The image has provided many opportunities to speak the gospel.
At one show where the painting, titled To Such Belongs the Kingdom of God, was on display Klassen recalls, “A brusque man came up to me and said, ‘It’s not a bad painting, but no kid that small could open a door that big.’ I didn’t hesitate to share with him that his observation was exactly right. We cannot open the door except by faith. If we come just as we are, like this child, we’ll be able to open the kingdom door and be bathed in the light of God’s grace.”
Through such encounters, Klassen says, “I think I preached as many sermons at art shows as I did in the pulpit. They were shorter, but they often were to persons I would never have seen in church.”
Now he is auctioning the award-winning original. He plans to donate 10 percent of the proceeds to Covenant World Relief and 10 percent to Covenant Kids Congo. The remainder will go into an estate trust of which the Covenant is beneficiary.
Images of the painting have appeared in multiple magazines and on the cover of an Advent calendar distributed nationally in 1999 by Mainstay Church Resources.
Klassen says that he knew he wanted to paint a spiritual-themed subject in 1981, but wasn’t sure what it would be. While searching files in the Covenant Companion, he discovered a black and white photograph of an unidentified child at a church door. The child’s back was to the camera so it was unclear whether the image was of a boy or a girl.
“That made it perfect,” says Klassen, adding that when Jesus placed a child in the disciples’ midst, gender was irrelevant.
Klassen used his son’s jeans for the detail and color. The door in the photograph didn’t fit his concept so he drove around the area until he found the massive doors at St. Mark’s Episcopal Church in Evanston, and sketched them from his car.
Klassen hadn’t thought much about having lithographs made until he took the painting to a framer in Skokie. When the clerk helping him saw the painting, she turned around without a word and went into the back room. She returned with several coworkers, telling them, “You’ve got to see this one.”
A Catholic priest from St. Mary’s Cathedral also happened to be in the shop. He told Klassen, “If you ever do a lithograph of that painting, I want one.”
Klassen’s wife, Joyce, sold her hair salon and used the money to pay for the cost of producing 750 lithographs. All were sold. A later run also sold out.

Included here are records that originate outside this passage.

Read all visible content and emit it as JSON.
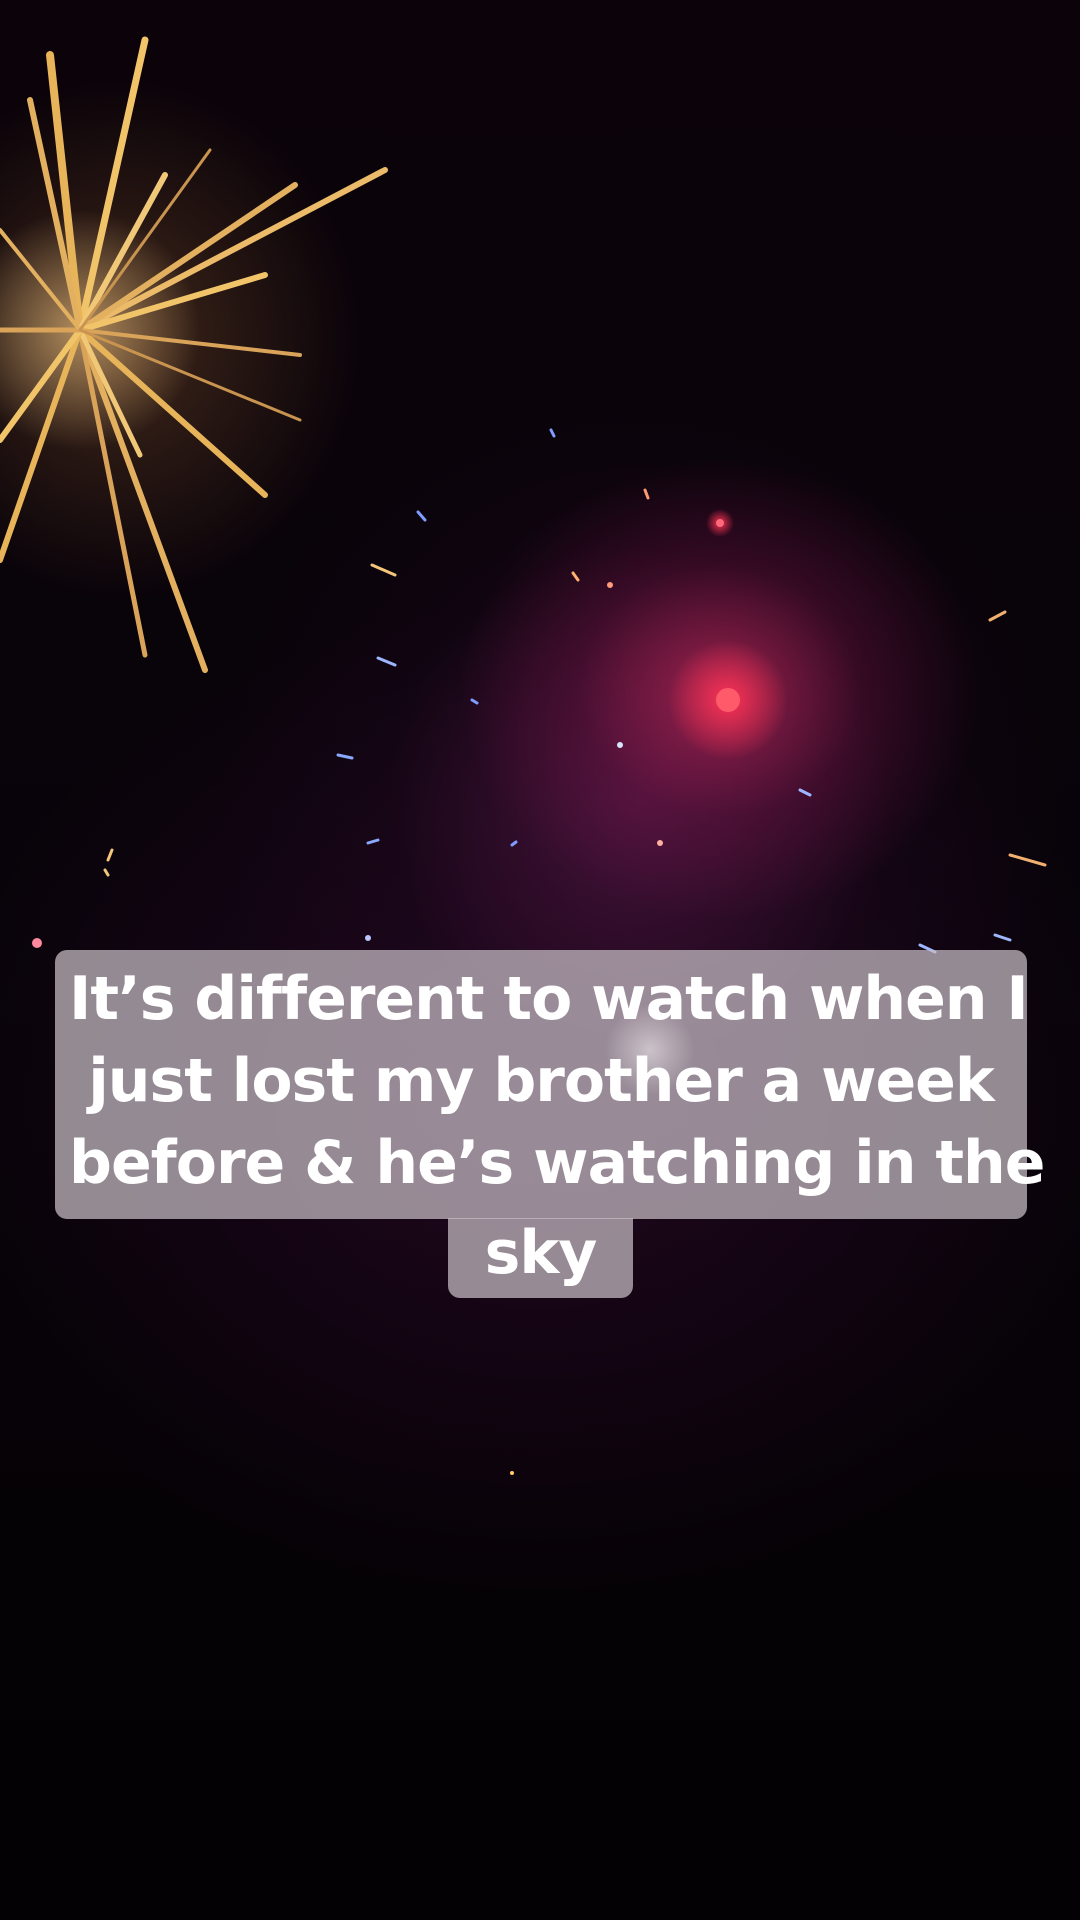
{
  "caption": {
    "lines": [
      "It’s different to watch when I",
      "just lost my brother a week",
      "before & he’s watching in the",
      "sky"
    ]
  }
}
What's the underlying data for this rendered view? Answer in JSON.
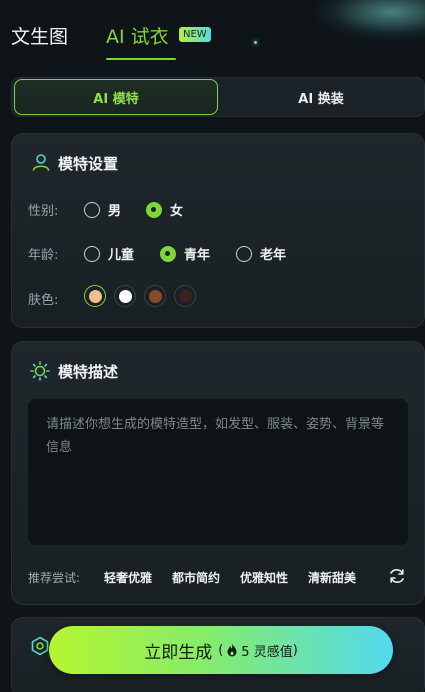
{
  "header": {
    "tab_text2img": "文生图",
    "tab_tryon": "AI 试衣",
    "new_badge": "NEW"
  },
  "segment": {
    "model_label": "AI 模特",
    "swap_label": "AI 换装",
    "selected": "AI 模特"
  },
  "model_settings": {
    "title": "模特设置",
    "gender_label": "性别:",
    "gender_options": [
      "男",
      "女"
    ],
    "gender_selected": "女",
    "age_label": "年龄:",
    "age_options": [
      "儿童",
      "青年",
      "老年"
    ],
    "age_selected": "青年",
    "skin_label": "肤色:",
    "skin_colors": [
      "#f2c08c",
      "#ffffff",
      "#8a4a2a",
      "#3a2220"
    ],
    "skin_selected_index": 0
  },
  "model_desc": {
    "title": "模特描述",
    "placeholder": "请描述你想生成的模特造型，如发型、服装、姿势、背景等信息",
    "suggest_label": "推荐尝试:",
    "suggestions": [
      "轻奢优雅",
      "都市简约",
      "优雅知性",
      "清新甜美"
    ]
  },
  "generate": {
    "label": "立即生成",
    "cost": "5 灵感值"
  },
  "colors": {
    "accent": "#7dd63a",
    "background": "#0e1418"
  }
}
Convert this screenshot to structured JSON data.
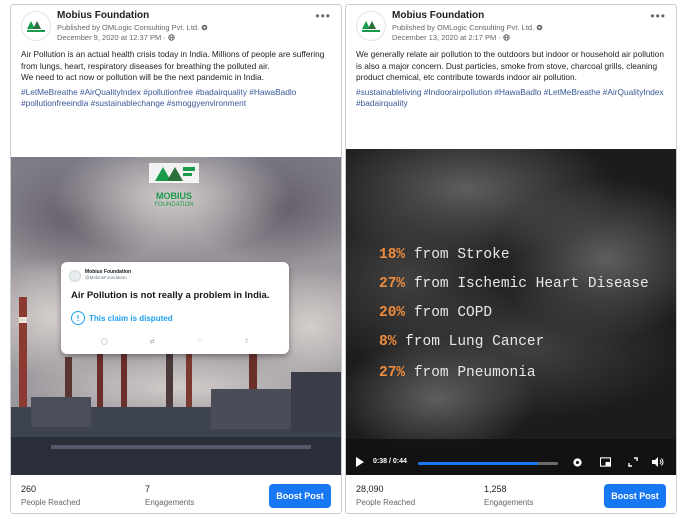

When the lithographs first began to circulate, one came to the attention of Arlene Mord, who wrote to tell Klassen that the child in the picture was her daughter, Marlene. Pastor Carl Strom, who was Marlene’s grandfather, had taken the photo in front of the Hilmar (California) Covenant Church.
The original painting is on a full sheet of 300 lb. acid-free rag paper using the most permanent type of watercolor, Klassen says. It is museum-framed with triple matting and is 34 ½ inches by 42 inches.
Klassen says it has been appraised at between $20,000 and $40,000. The minimum bid for the painting is $15,000, plus shipping and handling, as well as insurance. If the buyer lives in Washington, Oregon, or California, he will deliver it personally.
Bids may be mailed to Klassen at 1330 Calaveritas Rd. #104, San Andreas, CA 95249, or emailed to him. Bidding ends August 31.
Klassen’s art also appears in several Covenant church structures. He designed and built the windows for University Covenant Church in Davis, California, which he planted, and designed the windows of Hillcrest Covenant Church in Prairie Village, Kansas, where he also served. He designed and constructed the windows in the chapel at Swedish Covenant Hospital in Chicago.